Think you don't need to care about the super inflammatory Google diversity manifesto that dropped this weekend? Think again.
The tech community has been abuzz since Saturday about what the leaked document — which is full of all kinds of sexist commentary masquerading as an intellectual exercise — actually means. Plenty of people have argued it doesn't mean much. After all, it's just the thoughts of one exceedingly white tech bro, right? Wrong. So very wrong.
To review, the screed was reportedly penned by James Damore (a software engineer first officially identified by Motherboard), who engages in a healthy dose of mental gymnastics to make the case that a) women are biologically different from men and that's why they don't get tech jobs and b) Google is not welcoming of conservative viewpoints and isn't open to rethinking its efforts to diversify.
It’s 2017. The notion that your genetic makeup has any influence on what kinds of jobs you'll be well-suited to is exceedingly outdated and dangerous. And it's certainly not a legitimate set of ideas to be sending out to a huge swath of your coworkers.

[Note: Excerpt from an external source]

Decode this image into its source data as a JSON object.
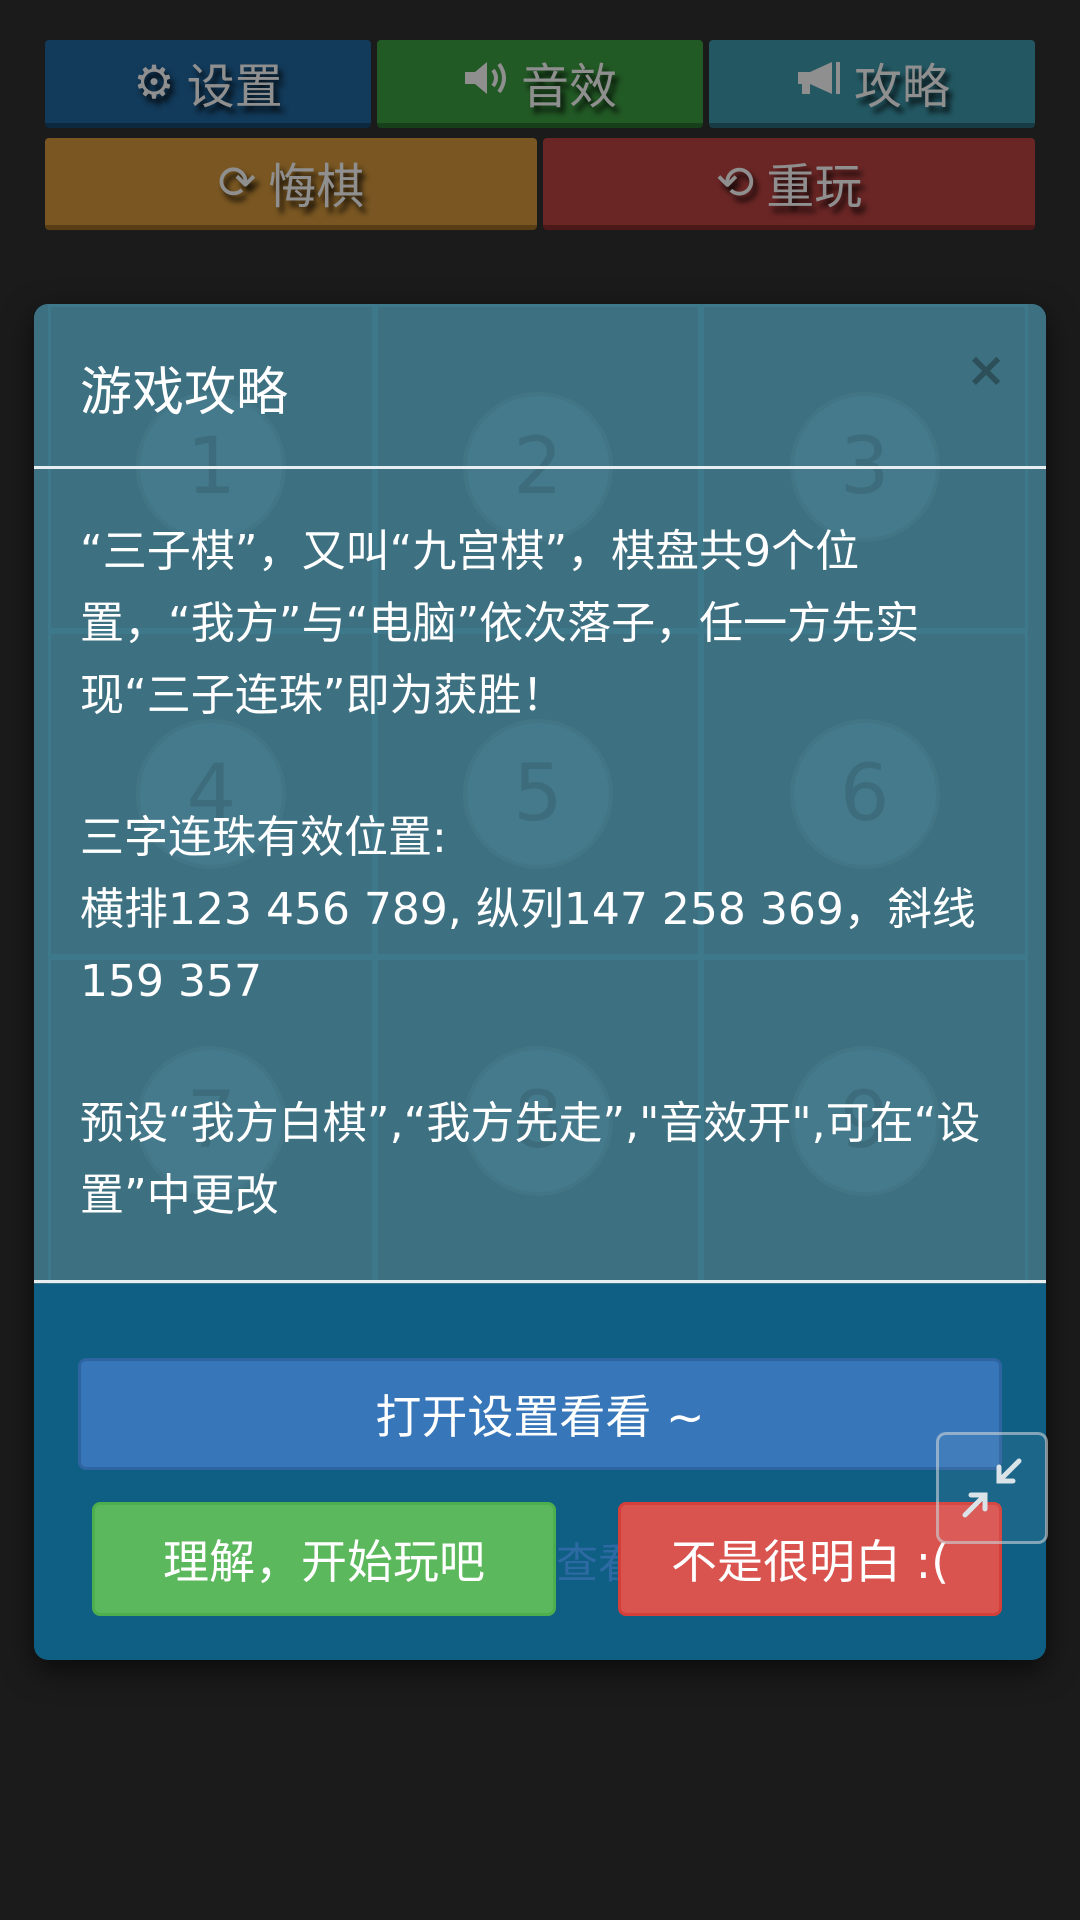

Yet here we are.
Of course, the tech industry's lack of diversity is a known issue, as is the complete lack of any self-awareness that might lead to fixing the problem. Google itself is already being investigated for an extreme gender pay gap.
So, you might find yourself thinking, "Why is it a big deal what this one dude says? Especially when it’s been made very clear that not everyone who works at Google agrees with him?"
Do you hear that? That's the sound of thousands of non-white non-males who are too exhausted to even scream.
While it's tempting to dismiss his take on the world as backwards and outmoded, don't — because this isn't an isolated incident and these ideas have very real consequences in the present moment.
Mashable spoke with Elizabeth Ames, senior vice president of marketing, alliances, and programs at the Anita Borg Institute, which champions the advancement of women in the tech industry. She told us what exactly a document like this does:
"It really lays bare the challenges that women and underrepresented minorities face in tech today, when you have a coworker who writes something that says, 'I think you're genetically predisposed not to be good at this,' that's not really a great starting place."
SEE ALSO: Google's HR ambitions just keep growing
While one exceptionally ignorant guy might have taken it upon himself to create this particular document, he's hardly the only one espousing such views in Silicon Valley. Ames said it's all too common.
"Unfortunately, this is not unfamiliar to me and it's not unfamiliar to women who work in tech," she said. "And this is part of what makes the culture so incredibly difficult."
I can't help laughing at this Googler's misogynist manifesto because it reminds me of what one female Uber HR rep told me
— Susan J. Fowler (@susanthesquark) August 7, 2017
Likewise, she said, there were more white men in engineering because white men were simply more suited for engineering than others!
— Susan J. Fowler (@susanthesquark) August 7, 2017
Google is, of course, a gigantic company. It can't be held completely accountable for the actions of a single employee. But it's worth remembering that this gentleman clearly felt there were enough people within Google who would accept or appreciate these thoughts — and there are plenty of people who've taken the bait.
Think about this: If you don't realize that expressing these kinds of things in writing will result in a serious internet dragging at the very least, that is an airtight little bubble you're living in. And the only way that's possible is if you're surrounded by other people who see the world in the exact same way.
Of course those who have personal experience with Silicon Valley's lack of diversity have spoken out as well. Medium has lit up with posts outlining what it's like to work in this industry as a non-tech bro and calls to action.
Plenty of other people have gone out of their way to say that not everyone at Google feels this way. And thank goodness for that. But it doesn't really matter.
As anyone who’s not a privileged white male can tell you, if you have to spend your days working with even a single person who believes you were born incapable of being truly good at your job, it’s impossible to feel like you belong. And, as Ames pointed out, that has long-term consequences for the industry.
"It chips away at you every single day," she said. "And you eventually say to yourself, 'What am I doing here?' And this is why we have talent leave the industry."
So other than continuing to sigh heavily in frustration when each of these new stories breaks, what exactly can be done about this? Probably not that much, at least in the very short-term.
According to its latest diversity statistics, Google is 69 percent male and 56 percent white. That puts them toward the bottom of the pile when you compare them with the competition on diversity. And that's saying something.
Obviously there's a lot of room for improvement there, but it also means that a sizable portion of its workforce has just been deeply offended by one of their colleagues.
It's very clear that Google has to do something big.
"It creates a tremendously divisive situation within their organization. I think they have to take a stand here," Ames said.
They did issue an internal statement, but that's not going to be enough to hush those who've been pissed off by this incident.
After all, this isn't just an issue that's relevant to people who work at Google — or even in tech as a whole. It's a big deal to all of us who use the endless stream of products that are coming out of Silicon Valley.
If Google doesn't step up and fix this, a gigantic segment of the population might decide that we're just, you know, not genetically predisposed to enjoy using Gmail or that Androids simply don't feel good in our tiny little lady hands. Harumph.